Egypt surveyed populations of the butterfly for the first time and ensured
it received IUCN Critically Endangered status. The butterfly became the
focus of biodiversity awareness campaigns in Egypt: appearing on a stamp,
in Government-backed educational programmes in schools, and as the
flagship species for conservation in Egypt's most important National Park.
Current work contributes to international conservation of this extremely
rare species and its host-plant, respecting indigenous Bedouin knowledge,
benefitting their tribal community, and ensuring international
conservation strategies incorporate local pastoralist traditions to
sustain the genetic diversity of the planet.
This case study describes the impact of the research of the Centre for
Earth and Ecosystem Responses to Environmental Change (CEEREC), MMU, on
the protection and restoration of native ecosystems and upland
semi-natural habitats that are affected by nitrogen pollution. CEEREC
investigates the harm caused by nitrogen pollution to a range of
semi-natural habitats. We also explore the impact of historic pollution in
upland Britain and the potential for recovery through ecological
restoration. Our research has informed evidence-based changes to UK, EU
and US emission control policy and on the mitigation and restoration
methods (e.g. `BeadaMoss™) of pollution affected landscapes.
This Unit's staff and associates have considerable expertise in land
management, focussing on two
issues faced in Africa; the management of communal rangelands and the
management of native
species for the benefit of local communities. Coventry University is a
recognized centre of global
knowledge on Prosopis, a series of economically and ecologically
important tree species, but also
widely-considered potentially serious weeds in many countries.
Underpinning research carried out at

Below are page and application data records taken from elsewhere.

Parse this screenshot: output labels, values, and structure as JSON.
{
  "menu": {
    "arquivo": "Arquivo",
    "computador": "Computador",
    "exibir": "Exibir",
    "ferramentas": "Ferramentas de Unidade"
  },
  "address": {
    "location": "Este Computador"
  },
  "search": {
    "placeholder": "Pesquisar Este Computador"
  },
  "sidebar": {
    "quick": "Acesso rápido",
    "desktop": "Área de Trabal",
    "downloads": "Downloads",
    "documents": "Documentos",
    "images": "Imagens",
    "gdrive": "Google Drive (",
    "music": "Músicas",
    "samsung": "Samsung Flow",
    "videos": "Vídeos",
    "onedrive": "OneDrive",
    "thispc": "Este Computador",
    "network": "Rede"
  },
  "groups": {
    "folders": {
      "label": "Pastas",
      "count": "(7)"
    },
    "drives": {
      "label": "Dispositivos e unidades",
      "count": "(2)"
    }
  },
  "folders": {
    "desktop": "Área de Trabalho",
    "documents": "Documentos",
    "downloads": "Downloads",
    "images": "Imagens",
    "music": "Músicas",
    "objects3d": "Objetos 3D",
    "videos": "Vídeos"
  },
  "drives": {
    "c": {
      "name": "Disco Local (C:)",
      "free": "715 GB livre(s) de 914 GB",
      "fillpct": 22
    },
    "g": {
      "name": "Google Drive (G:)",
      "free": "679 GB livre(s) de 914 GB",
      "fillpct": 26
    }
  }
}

Coventry was pivotal to the correct identification, evaluation and
subsequent management and
utilisation of the most common tropical species, Prosopis juliflora

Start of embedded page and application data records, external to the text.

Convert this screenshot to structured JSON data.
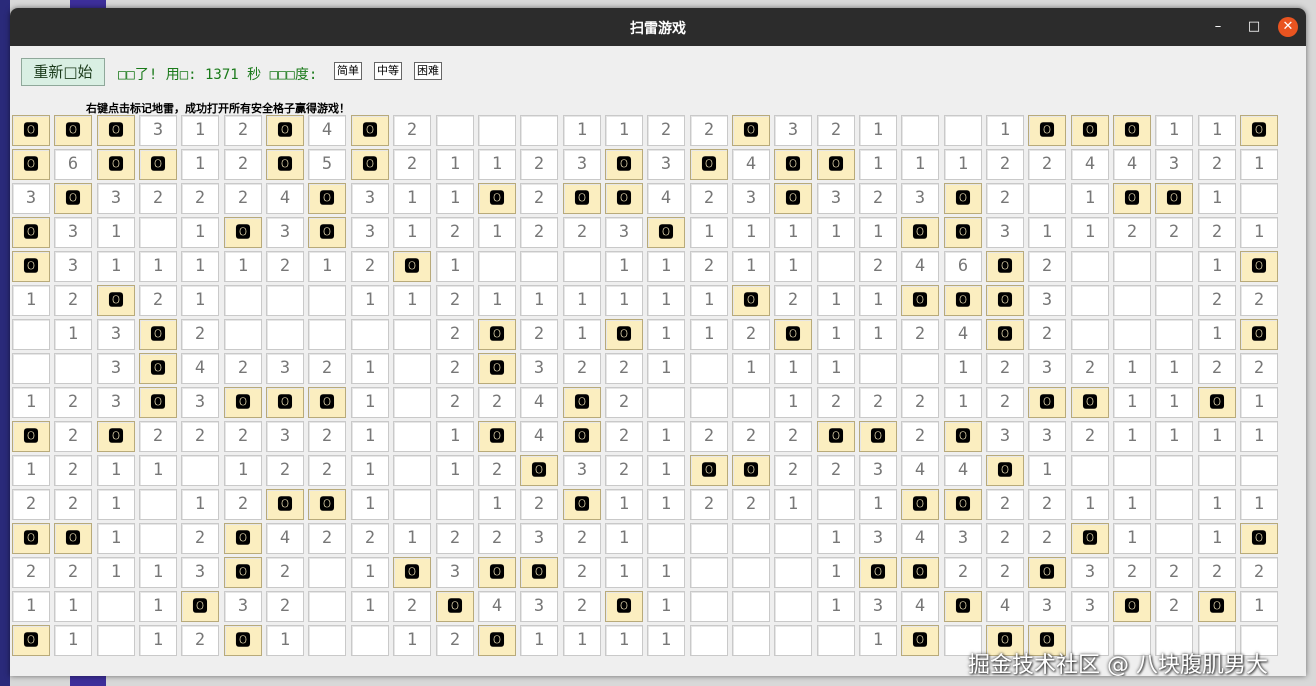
{
  "window": {
    "title": "扫雷游戏",
    "minimize_glyph": "–",
    "maximize_glyph": "□",
    "close_glyph": "✕",
    "close_color": "#e95420"
  },
  "toolbar": {
    "restart_label": "重新□始",
    "status_text": "□□了! 用□: 1371 秒 □□□度:",
    "difficulty": [
      "简单",
      "中等",
      "困难"
    ]
  },
  "hint": "右键点击标记地雷，成功打开所有安全格子赢得游戏！",
  "mine_glyph": "🅾",
  "board": {
    "rows": [
      [
        "M",
        "M",
        "M",
        "3",
        "1",
        "2",
        "M",
        "4",
        "M",
        "2",
        "",
        "",
        "",
        "1",
        "1",
        "2",
        "2",
        "M",
        "3",
        "2",
        "1",
        "",
        "",
        "1",
        "M",
        "M",
        "M",
        "1",
        "1",
        "M"
      ],
      [
        "M",
        "6",
        "M",
        "M",
        "1",
        "2",
        "M",
        "5",
        "M",
        "2",
        "1",
        "1",
        "2",
        "3",
        "M",
        "3",
        "M",
        "4",
        "M",
        "M",
        "1",
        "1",
        "1",
        "2",
        "2",
        "4",
        "4",
        "3",
        "2",
        "1"
      ],
      [
        "3",
        "M",
        "3",
        "2",
        "2",
        "2",
        "4",
        "M",
        "3",
        "1",
        "1",
        "M",
        "2",
        "M",
        "M",
        "4",
        "2",
        "3",
        "M",
        "3",
        "2",
        "3",
        "M",
        "2",
        "",
        "1",
        "M",
        "M",
        "1",
        ""
      ],
      [
        "M",
        "3",
        "1",
        "",
        "1",
        "M",
        "3",
        "M",
        "3",
        "1",
        "2",
        "1",
        "2",
        "2",
        "3",
        "M",
        "1",
        "1",
        "1",
        "1",
        "1",
        "M",
        "M",
        "3",
        "1",
        "1",
        "2",
        "2",
        "2",
        "1"
      ],
      [
        "M",
        "3",
        "1",
        "1",
        "1",
        "1",
        "2",
        "1",
        "2",
        "M",
        "1",
        "",
        "",
        "",
        "1",
        "1",
        "2",
        "1",
        "1",
        "",
        "2",
        "4",
        "6",
        "M",
        "2",
        "",
        "",
        "",
        "1",
        "M"
      ],
      [
        "1",
        "2",
        "M",
        "2",
        "1",
        "",
        "",
        "",
        "1",
        "1",
        "2",
        "1",
        "1",
        "1",
        "1",
        "1",
        "1",
        "M",
        "2",
        "1",
        "1",
        "M",
        "M",
        "M",
        "3",
        "",
        "",
        "",
        "2",
        "2"
      ],
      [
        "",
        "1",
        "3",
        "M",
        "2",
        "",
        "",
        "",
        "",
        "",
        "2",
        "M",
        "2",
        "1",
        "M",
        "1",
        "1",
        "2",
        "M",
        "1",
        "1",
        "2",
        "4",
        "M",
        "2",
        "",
        "",
        "",
        "1",
        "M"
      ],
      [
        "",
        "",
        "3",
        "M",
        "4",
        "2",
        "3",
        "2",
        "1",
        "",
        "2",
        "M",
        "3",
        "2",
        "2",
        "1",
        "",
        "1",
        "1",
        "1",
        "",
        "",
        "1",
        "2",
        "3",
        "2",
        "1",
        "1",
        "2",
        "2"
      ],
      [
        "1",
        "2",
        "3",
        "M",
        "3",
        "M",
        "M",
        "M",
        "1",
        "",
        "2",
        "2",
        "4",
        "M",
        "2",
        "",
        "",
        "",
        "1",
        "2",
        "2",
        "2",
        "1",
        "2",
        "M",
        "M",
        "1",
        "1",
        "M",
        "1"
      ],
      [
        "M",
        "2",
        "M",
        "2",
        "2",
        "2",
        "3",
        "2",
        "1",
        "",
        "1",
        "M",
        "4",
        "M",
        "2",
        "1",
        "2",
        "2",
        "2",
        "M",
        "M",
        "2",
        "M",
        "3",
        "3",
        "2",
        "1",
        "1",
        "1",
        "1"
      ],
      [
        "1",
        "2",
        "1",
        "1",
        "",
        "1",
        "2",
        "2",
        "1",
        "",
        "1",
        "2",
        "M",
        "3",
        "2",
        "1",
        "M",
        "M",
        "2",
        "2",
        "3",
        "4",
        "4",
        "M",
        "1",
        "",
        "",
        "",
        "",
        ""
      ],
      [
        "2",
        "2",
        "1",
        "",
        "1",
        "2",
        "M",
        "M",
        "1",
        "",
        "",
        "1",
        "2",
        "M",
        "1",
        "1",
        "2",
        "2",
        "1",
        "",
        "1",
        "M",
        "M",
        "2",
        "2",
        "1",
        "1",
        "",
        "1",
        "1"
      ],
      [
        "M",
        "M",
        "1",
        "",
        "2",
        "M",
        "4",
        "2",
        "2",
        "1",
        "2",
        "2",
        "3",
        "2",
        "1",
        "",
        "",
        "",
        "",
        "1",
        "3",
        "4",
        "3",
        "2",
        "2",
        "M",
        "1",
        "",
        "1",
        "M"
      ],
      [
        "2",
        "2",
        "1",
        "1",
        "3",
        "M",
        "2",
        "",
        "1",
        "M",
        "3",
        "M",
        "M",
        "2",
        "1",
        "1",
        "",
        "",
        "",
        "1",
        "M",
        "M",
        "2",
        "2",
        "M",
        "3",
        "2",
        "2",
        "2",
        "2"
      ],
      [
        "1",
        "1",
        "",
        "1",
        "M",
        "3",
        "2",
        "",
        "1",
        "2",
        "M",
        "4",
        "3",
        "2",
        "M",
        "1",
        "",
        "",
        "",
        "1",
        "3",
        "4",
        "M",
        "4",
        "3",
        "3",
        "M",
        "2",
        "M",
        "1"
      ],
      [
        "M",
        "1",
        "",
        "1",
        "2",
        "M",
        "1",
        "",
        "",
        "1",
        "2",
        "M",
        "1",
        "1",
        "1",
        "1",
        "",
        "",
        "",
        "",
        "1",
        "M",
        "",
        "M",
        "M",
        "",
        "",
        "",
        "",
        ""
      ]
    ]
  },
  "watermark": "掘金技术社区 @ 八块腹肌男大"
}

and Prosopis pallida. Other
research, on the management of common rangelands, has provided an
understanding of the way
common land rights are expressed in communal areas and the social,
political and ecological factors
which govern them.
The Unit's research has led to economic impacts, including for
The Mesquite Company (Texas)
who generate USD 150,000 each year from the sale of Prosopis
products. The research has also
had impact on public policy and society in Kenya and South Africa.
In Kenya, the Government
changed its approach towards Prosopis from eradication towards
management and lifted a
blanket-ban on the use of plant-based charcoal as a result of the Unit's
research. This enabled the
Green Power Station (currently employing 2000 people) to be established.
In South Africa, policy
debate has been informed by research on the governance of common land. The
research has also
had impact on creativity, culture and society, informing public
and political debate in South
Africa, Kenya and India. Beneficiaries include businesses
developing new products and producing
energy; local communities in South Africa and Kenya, and the South African
Preziosi and his research group have taken a leading role in conducting
biodiversity research in
the Ecuadorian Amazon, working in collaboration with national and local
indigenous communities. It is critical to monitor and conserve
biodiversity in the Ecuadorian
Amazon and preserve this unique habitat for local, national and
international benefit. Preziosi's
research group have demonstrated that indigenous people can be trained to
accurately. The impact of introducing these new skills to local people in
the Payamino community
is that they have been empowered to locally monitor and adaptively manage
their own resources.
By educating local people about the importance of biodiversity, Preziosi's
research group have
changed the behaviours and attitudes of the community, leading to reduced
environmentally harmful practices.